with this unearthing, 
slipped from their absent tongues."

Mametz Wood, Skirrid Hill.

In this picture I re-imagined that event as both the last breath - the last song as Sheers put it - and the last, dying vision of the soldier as his sight began to fade and his hold on life slipped away. His eyes slipping to the last light of the horizon. 

Of course it wouldn't be long before I tried experimenting with double exposures - combining these images - and I was astonished that the combined results could create a whole new reality. Simply putting two well chosen images together completely changed the feeling and emphasis of the images. The bodies of men emerged from twigs when combined with grasses, a snake like stump became enraged and explosive when combined with another clump of grass. There emerged a dreamlike magic realism, combined with the nightmare like distorted figures, that reminded me in some ways of a picture that has long occupied my subconscious; Francis Bacon’s Three Studies for Figures at the Base of a Crucifixion. 

Mametz Wood 2


In my new Mametz Wood series the pictures are half caught visions in the half light, memories, nightmares and the twisted trees intermingling and playing off one another to deceive an exhausted mind. 

The pictures aren’t taken at Mametz Wood itself, they are an imagination, an idea, an illustration. I have no desire to document a place and I have no personal connection with the place to draw me there. Just the same way as a writer has no need to be in a place to describe it, photographers have no need to be in a place to describe an idea about it. Mike Jackson creates whole new worlds in a fish tank, so I don't feel I'm taking a liberty by creating them in another woodland. There's also a sort of unity, taking them in a Welsh wood when so many Welshmen died at Mametz. 

I've long said that landscape photography is capable of far more than illustration, but here I want to show that it can be as creative and imaginative as any other form of art, that we can imagine small worlds from within the landscape and that we can take ideas and make them new by expressing them in a visual form. 


As I'm sure you are all aware there are plans next year for a national commemoration of the outbreak of the First World War. There's been much debate around this particularly from those who accuse the government of being too celebratory in its approach.
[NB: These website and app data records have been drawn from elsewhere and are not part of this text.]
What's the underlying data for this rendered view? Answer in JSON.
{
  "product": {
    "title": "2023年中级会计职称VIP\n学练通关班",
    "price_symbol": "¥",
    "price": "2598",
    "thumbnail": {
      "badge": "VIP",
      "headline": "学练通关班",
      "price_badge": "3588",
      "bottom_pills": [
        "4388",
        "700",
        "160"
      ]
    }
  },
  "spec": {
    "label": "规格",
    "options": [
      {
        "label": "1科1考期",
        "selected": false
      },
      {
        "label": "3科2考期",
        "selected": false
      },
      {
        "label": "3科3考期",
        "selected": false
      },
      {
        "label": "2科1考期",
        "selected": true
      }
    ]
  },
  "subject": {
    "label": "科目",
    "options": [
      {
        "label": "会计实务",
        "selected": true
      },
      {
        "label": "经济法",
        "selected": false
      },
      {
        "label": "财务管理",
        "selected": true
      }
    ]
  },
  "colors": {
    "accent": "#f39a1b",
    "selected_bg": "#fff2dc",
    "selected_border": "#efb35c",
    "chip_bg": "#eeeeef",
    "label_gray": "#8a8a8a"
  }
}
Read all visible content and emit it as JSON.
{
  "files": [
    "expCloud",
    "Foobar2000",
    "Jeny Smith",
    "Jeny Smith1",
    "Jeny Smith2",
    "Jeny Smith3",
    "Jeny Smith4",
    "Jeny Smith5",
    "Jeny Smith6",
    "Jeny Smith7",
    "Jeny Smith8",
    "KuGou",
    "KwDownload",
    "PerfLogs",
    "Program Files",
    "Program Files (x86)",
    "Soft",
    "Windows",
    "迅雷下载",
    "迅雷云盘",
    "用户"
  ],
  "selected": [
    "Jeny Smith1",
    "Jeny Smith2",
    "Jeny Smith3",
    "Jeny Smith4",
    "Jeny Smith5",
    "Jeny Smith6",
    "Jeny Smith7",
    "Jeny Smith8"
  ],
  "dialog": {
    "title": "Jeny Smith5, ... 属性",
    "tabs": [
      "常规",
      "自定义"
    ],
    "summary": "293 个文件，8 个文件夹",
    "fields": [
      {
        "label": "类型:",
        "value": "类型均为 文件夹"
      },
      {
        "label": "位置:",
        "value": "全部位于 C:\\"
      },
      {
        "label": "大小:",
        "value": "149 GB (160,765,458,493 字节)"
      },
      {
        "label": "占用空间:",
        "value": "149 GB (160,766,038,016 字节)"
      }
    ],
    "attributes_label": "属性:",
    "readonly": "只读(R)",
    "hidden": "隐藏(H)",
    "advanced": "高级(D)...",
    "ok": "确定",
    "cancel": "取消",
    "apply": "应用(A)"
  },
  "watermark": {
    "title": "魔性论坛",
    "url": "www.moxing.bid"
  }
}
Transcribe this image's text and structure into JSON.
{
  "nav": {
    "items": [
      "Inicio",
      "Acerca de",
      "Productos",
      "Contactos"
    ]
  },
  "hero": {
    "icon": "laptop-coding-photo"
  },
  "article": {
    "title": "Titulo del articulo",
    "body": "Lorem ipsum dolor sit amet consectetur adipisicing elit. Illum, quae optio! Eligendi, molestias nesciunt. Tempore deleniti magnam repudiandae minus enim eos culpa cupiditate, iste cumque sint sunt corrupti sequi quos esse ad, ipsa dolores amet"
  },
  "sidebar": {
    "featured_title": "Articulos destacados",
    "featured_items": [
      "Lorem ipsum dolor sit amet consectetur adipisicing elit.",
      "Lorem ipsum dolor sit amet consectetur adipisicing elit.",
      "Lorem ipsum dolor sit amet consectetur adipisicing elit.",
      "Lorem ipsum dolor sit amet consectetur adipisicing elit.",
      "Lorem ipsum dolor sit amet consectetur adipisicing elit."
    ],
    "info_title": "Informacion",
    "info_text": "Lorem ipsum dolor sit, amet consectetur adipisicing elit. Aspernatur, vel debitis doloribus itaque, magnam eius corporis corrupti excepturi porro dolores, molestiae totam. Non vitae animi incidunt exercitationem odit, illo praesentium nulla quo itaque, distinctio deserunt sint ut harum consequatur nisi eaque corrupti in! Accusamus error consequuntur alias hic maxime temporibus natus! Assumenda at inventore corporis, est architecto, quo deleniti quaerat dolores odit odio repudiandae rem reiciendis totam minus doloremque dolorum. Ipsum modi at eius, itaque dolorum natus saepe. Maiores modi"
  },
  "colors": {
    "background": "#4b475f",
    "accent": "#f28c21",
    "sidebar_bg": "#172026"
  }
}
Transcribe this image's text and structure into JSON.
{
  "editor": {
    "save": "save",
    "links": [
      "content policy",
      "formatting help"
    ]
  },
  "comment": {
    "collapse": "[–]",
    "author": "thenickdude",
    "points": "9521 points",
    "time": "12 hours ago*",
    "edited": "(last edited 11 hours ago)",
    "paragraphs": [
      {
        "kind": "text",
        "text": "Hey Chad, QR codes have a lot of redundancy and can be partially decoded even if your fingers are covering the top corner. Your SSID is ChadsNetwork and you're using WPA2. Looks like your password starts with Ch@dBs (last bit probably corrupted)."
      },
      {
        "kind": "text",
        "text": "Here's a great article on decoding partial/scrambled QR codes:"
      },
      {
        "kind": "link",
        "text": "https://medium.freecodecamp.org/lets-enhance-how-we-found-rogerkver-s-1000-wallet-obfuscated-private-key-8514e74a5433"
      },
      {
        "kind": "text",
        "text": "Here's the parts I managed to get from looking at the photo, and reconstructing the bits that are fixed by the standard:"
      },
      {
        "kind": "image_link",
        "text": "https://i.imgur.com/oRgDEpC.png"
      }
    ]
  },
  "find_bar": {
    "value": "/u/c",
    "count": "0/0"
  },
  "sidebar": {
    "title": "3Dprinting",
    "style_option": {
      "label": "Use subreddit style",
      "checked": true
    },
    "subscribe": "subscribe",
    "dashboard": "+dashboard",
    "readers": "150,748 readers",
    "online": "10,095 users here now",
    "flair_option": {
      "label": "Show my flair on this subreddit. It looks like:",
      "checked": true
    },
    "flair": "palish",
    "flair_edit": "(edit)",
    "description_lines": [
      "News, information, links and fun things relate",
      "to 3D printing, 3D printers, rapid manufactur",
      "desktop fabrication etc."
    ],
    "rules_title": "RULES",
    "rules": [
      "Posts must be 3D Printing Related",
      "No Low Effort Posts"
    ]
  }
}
I tend to agree with that argument, but I disagree with the way the debate has split between those who wish to concentrate on why the war started and those who say we should concentrate on the personal stories. I have no problem with personal stories, I do have a problem with the concentration of them being on heroism. There are plans to lay stones in the towns where Victoria Cross awardees were born, for example. I don't doubt that there was heroism, but feel I must assert that the common experience of war and this war in particular was not one of jingoistic pride, but of terror, misery and loss. If in some way I can begin to redress that balance and allow even a tiny insight into the genuine experience of the horrors and madness of war, then I will allow myself a small measure of satisfaction. 

Mametz Wood 3